TO DO: Print out the entries below with no edits.

RECORDS SUPPLIED:

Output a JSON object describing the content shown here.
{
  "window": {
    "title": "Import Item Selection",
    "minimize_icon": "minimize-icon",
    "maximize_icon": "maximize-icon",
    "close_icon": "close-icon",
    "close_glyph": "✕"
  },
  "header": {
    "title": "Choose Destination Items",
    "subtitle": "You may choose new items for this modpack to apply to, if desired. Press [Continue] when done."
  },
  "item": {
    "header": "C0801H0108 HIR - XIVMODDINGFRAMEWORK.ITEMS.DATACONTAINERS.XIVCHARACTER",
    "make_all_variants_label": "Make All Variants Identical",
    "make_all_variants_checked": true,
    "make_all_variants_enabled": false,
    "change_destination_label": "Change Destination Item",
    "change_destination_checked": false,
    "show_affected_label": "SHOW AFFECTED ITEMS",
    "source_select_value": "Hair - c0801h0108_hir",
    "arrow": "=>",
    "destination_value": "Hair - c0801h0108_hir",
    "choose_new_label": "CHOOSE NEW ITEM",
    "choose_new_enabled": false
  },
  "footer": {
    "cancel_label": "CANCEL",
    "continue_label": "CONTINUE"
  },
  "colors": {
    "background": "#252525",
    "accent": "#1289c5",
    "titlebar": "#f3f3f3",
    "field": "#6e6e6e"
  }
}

WRITTEN SOLUTION:
Output a JSON object describing the content shown here.
{
  "window": {
    "title": "Import Item Selection",
    "minimize_icon": "minimize-icon",
    "maximize_icon": "maximize-icon",
    "close_icon": "close-icon",
    "close_glyph": "✕"
  },
  "header": {
    "title": "Choose Destination Items",
    "subtitle": "You may choose new items for this modpack to apply to, if desired. Press [Continue] when done."
  },
  "item": {
    "header": "C0801H0108 HIR - XIVMODDINGFRAMEWORK.ITEMS.DATACONTAINERS.XIVCHARACTER",
    "make_all_variants_label": "Make All Variants Identical",
    "make_all_variants_checked": true,
    "make_all_variants_enabled": false,
    "change_destination_label": "Change Destination Item",
    "change_destination_checked": false,
    "show_affected_label": "SHOW AFFECTED ITEMS",
    "source_select_value": "Hair - c0801h0108_hir",
    "arrow": "=>",
    "destination_value": "Hair - c0801h0108_hir",
    "choose_new_label": "CHOOSE NEW ITEM",
    "choose_new_enabled": false
  },
  "footer": {
    "cancel_label": "CANCEL",
    "continue_label": "CONTINUE"
  },
  "colors": {
    "background": "#252525",
    "accent": "#1289c5",
    "titlebar": "#f3f3f3",
    "field": "#6e6e6e"
  }
}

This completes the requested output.